▸ **Your task**: Hunt through the entries for the word "placeholder" and copy each line in which it appears.

▸ **Records supplied**:
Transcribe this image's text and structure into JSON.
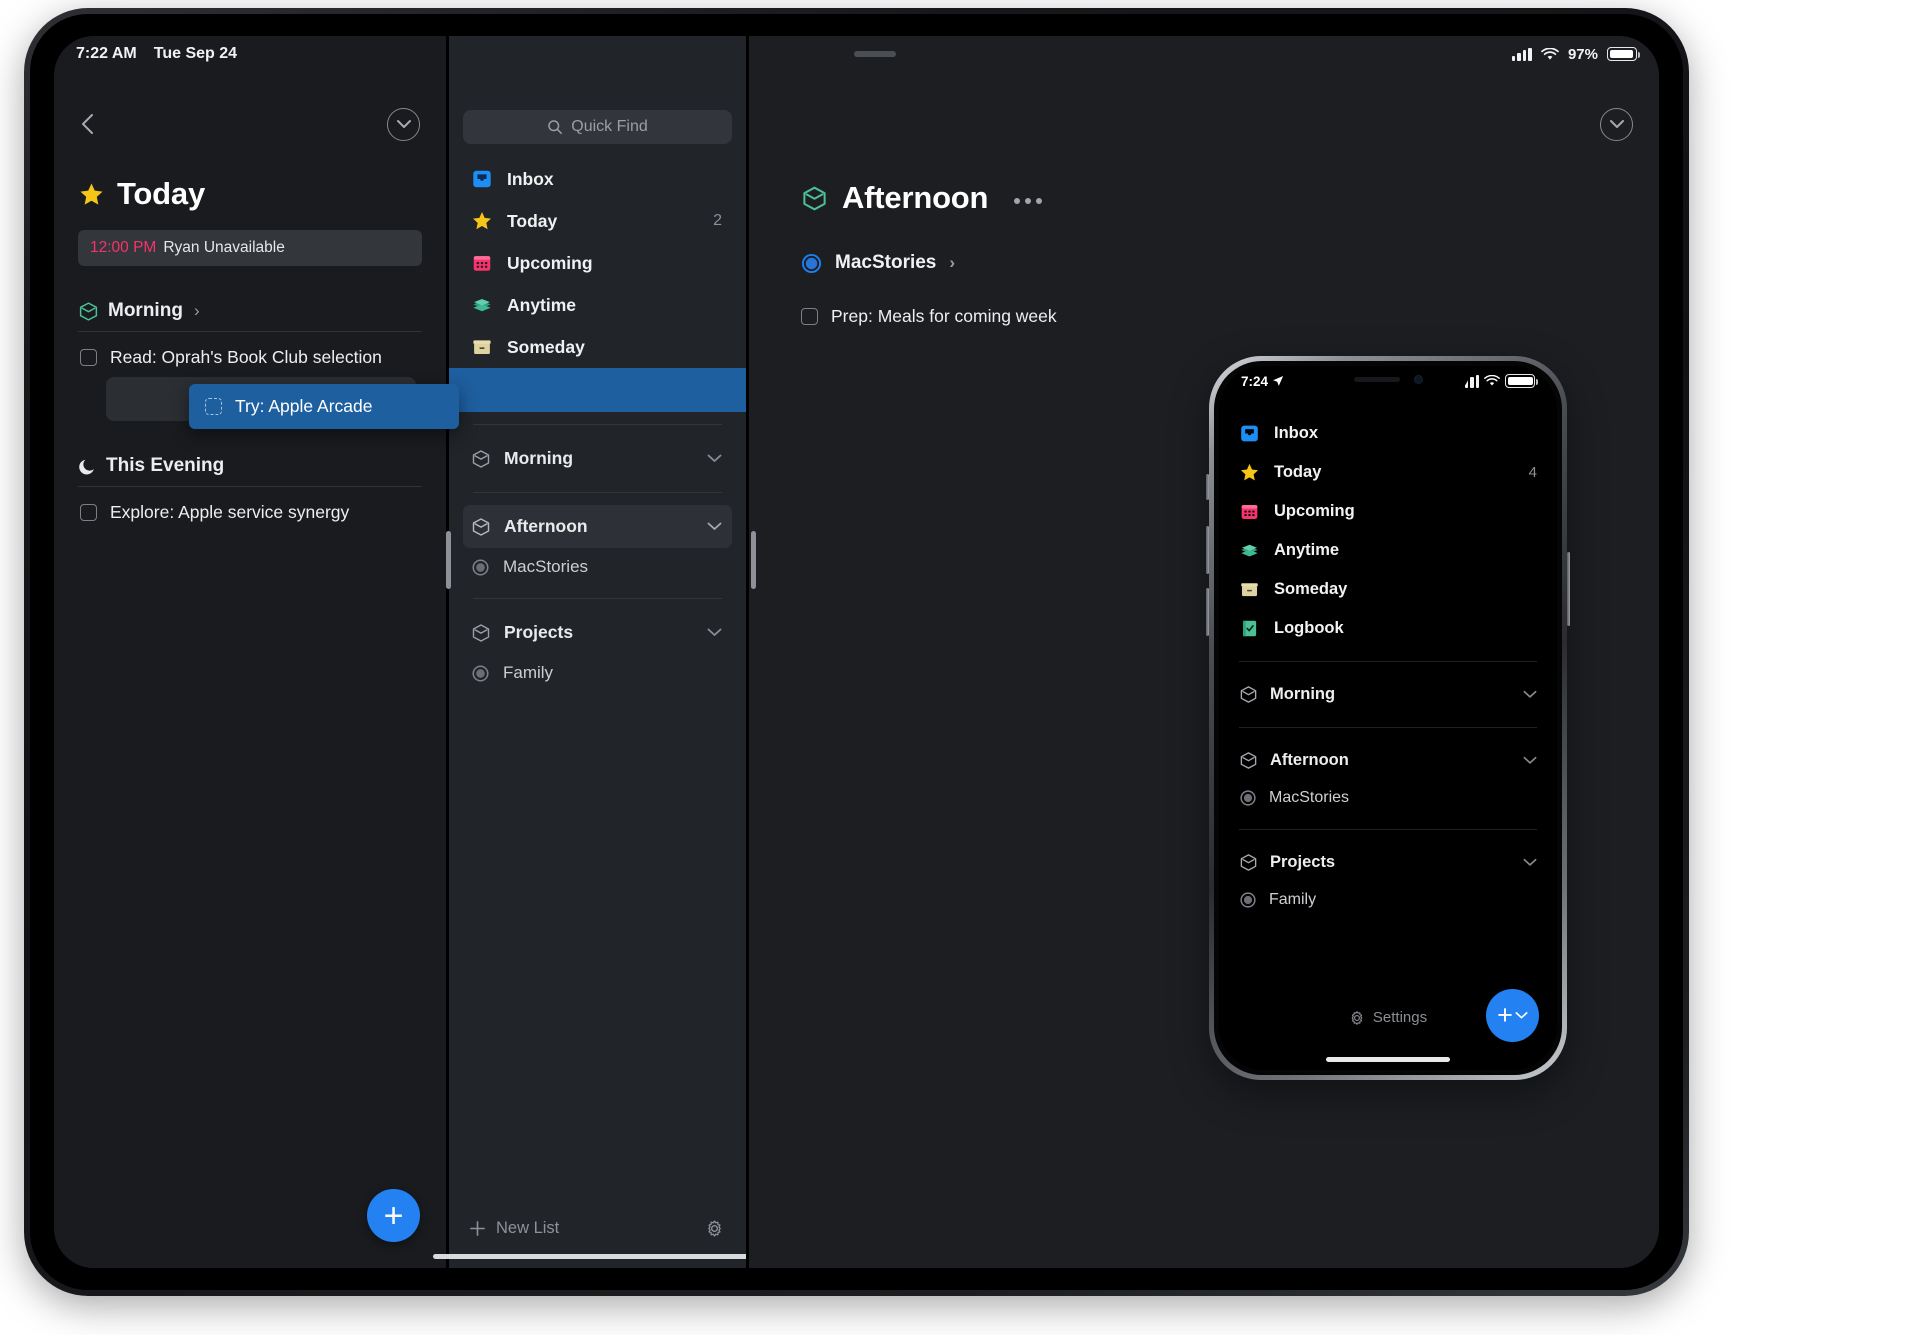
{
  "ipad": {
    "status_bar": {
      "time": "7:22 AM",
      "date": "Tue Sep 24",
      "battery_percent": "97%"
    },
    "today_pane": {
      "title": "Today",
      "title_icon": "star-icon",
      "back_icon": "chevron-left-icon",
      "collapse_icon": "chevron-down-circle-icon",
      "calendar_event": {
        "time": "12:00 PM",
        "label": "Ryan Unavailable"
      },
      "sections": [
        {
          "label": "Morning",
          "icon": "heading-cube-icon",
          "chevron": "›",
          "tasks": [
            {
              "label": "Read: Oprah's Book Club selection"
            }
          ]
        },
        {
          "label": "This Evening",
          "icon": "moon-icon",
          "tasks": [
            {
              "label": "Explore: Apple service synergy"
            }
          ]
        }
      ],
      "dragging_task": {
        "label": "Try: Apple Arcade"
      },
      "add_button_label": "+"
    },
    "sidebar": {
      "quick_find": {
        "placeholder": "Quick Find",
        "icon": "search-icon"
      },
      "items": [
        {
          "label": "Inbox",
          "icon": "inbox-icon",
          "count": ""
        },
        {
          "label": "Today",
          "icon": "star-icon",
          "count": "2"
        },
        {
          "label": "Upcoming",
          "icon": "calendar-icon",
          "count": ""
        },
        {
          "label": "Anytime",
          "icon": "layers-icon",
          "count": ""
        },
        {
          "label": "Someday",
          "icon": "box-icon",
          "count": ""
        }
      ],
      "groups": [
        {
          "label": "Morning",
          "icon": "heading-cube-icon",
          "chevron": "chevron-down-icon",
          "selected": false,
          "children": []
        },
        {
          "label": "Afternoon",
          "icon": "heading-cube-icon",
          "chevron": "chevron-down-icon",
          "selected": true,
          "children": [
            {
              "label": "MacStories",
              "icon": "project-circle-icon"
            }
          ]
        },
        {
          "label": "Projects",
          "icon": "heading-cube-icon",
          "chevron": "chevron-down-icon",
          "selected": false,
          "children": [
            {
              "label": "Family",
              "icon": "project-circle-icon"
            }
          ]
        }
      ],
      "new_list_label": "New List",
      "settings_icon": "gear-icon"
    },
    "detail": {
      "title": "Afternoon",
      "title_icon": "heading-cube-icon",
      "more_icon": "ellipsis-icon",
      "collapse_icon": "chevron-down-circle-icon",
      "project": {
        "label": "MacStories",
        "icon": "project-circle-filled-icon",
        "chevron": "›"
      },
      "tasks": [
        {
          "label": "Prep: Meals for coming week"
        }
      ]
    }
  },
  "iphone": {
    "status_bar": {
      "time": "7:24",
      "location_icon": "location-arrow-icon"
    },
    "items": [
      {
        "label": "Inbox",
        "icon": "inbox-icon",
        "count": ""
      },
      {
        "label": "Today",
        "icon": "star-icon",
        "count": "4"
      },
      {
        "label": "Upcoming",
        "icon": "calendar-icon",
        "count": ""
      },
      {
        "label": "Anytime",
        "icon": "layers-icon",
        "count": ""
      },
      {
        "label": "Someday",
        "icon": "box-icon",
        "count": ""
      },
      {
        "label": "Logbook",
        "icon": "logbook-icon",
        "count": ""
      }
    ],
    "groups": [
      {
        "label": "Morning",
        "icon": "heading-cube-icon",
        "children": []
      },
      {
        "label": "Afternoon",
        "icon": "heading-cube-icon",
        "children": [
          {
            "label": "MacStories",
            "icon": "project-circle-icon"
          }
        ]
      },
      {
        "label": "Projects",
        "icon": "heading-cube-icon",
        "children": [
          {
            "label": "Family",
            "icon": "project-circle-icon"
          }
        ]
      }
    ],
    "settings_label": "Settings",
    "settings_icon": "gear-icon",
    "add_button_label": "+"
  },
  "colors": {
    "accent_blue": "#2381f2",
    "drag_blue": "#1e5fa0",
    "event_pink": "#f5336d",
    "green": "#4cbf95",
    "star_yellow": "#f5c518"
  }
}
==
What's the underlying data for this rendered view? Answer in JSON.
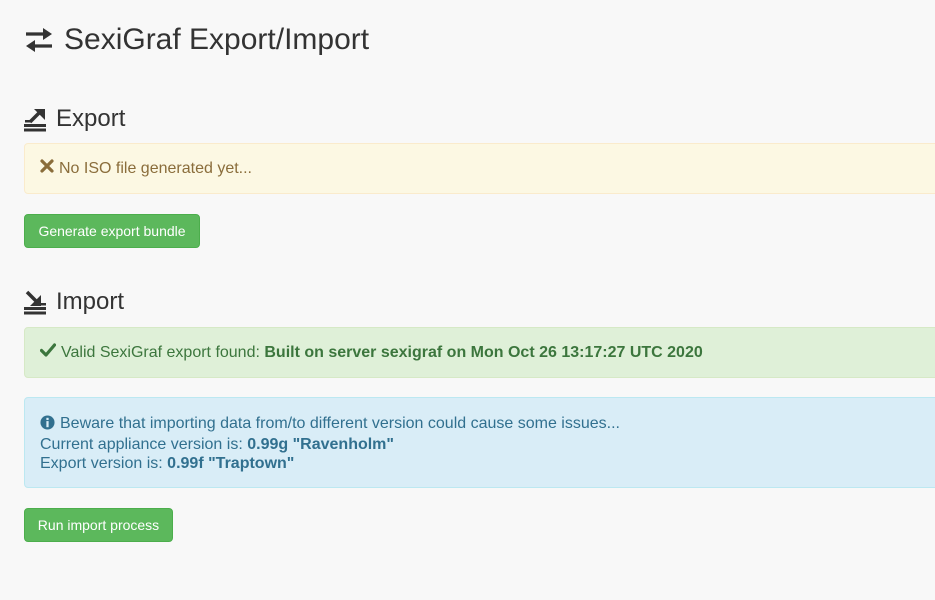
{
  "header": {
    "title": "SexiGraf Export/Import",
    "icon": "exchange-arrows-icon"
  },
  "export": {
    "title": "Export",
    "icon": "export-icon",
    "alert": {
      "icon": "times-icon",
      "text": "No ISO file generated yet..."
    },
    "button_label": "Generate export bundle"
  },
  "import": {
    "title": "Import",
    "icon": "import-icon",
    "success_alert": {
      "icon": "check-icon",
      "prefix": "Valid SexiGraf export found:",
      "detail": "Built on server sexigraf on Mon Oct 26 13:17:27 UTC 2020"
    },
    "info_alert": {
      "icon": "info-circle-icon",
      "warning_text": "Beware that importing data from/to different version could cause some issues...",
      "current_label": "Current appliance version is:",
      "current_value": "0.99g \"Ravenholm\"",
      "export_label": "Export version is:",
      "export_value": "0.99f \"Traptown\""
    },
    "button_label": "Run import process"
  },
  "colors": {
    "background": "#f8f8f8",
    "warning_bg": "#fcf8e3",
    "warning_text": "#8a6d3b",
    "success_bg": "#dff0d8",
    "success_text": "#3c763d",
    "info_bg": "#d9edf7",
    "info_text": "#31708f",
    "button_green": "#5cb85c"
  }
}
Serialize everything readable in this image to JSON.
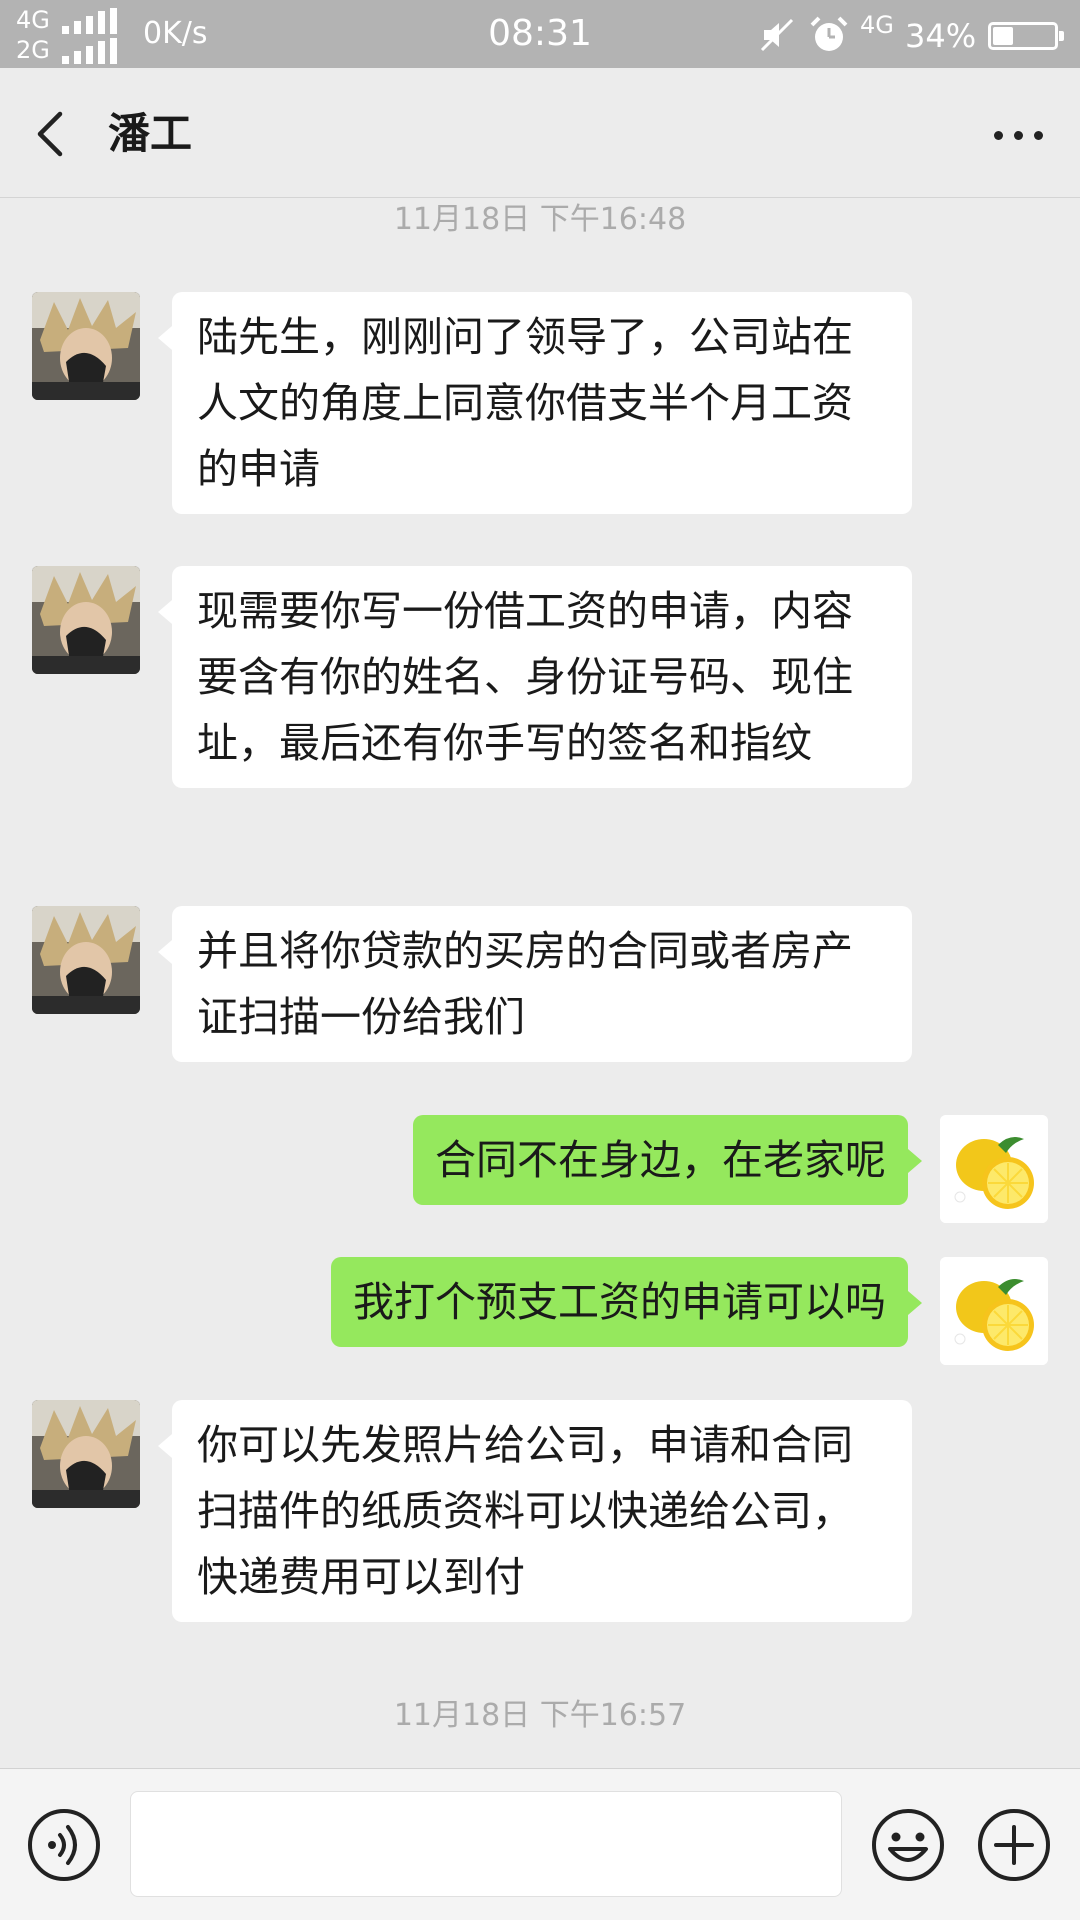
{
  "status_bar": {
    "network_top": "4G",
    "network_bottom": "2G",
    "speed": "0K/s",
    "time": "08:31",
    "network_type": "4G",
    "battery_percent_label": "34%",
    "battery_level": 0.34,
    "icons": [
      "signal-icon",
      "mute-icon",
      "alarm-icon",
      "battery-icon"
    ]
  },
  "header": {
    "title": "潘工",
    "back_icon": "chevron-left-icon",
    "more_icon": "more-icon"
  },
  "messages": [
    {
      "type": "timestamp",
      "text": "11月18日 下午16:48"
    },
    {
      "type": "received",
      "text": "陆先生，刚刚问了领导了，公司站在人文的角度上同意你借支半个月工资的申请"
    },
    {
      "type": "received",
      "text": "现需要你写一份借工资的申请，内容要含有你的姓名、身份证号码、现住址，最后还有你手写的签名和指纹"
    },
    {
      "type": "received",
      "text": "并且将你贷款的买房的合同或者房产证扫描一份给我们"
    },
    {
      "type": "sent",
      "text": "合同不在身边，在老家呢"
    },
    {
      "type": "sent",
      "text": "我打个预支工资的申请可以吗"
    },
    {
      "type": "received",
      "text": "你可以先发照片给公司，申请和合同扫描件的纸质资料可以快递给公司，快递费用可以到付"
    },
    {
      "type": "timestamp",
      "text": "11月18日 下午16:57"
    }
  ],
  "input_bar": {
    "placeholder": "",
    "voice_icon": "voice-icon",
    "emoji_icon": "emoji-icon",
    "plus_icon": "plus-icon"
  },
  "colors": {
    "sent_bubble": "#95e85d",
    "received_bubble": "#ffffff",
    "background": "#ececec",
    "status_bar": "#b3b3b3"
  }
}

▸ **Exercise solution**:
        "placeholder": "Quick Find",
    "placeholder": "",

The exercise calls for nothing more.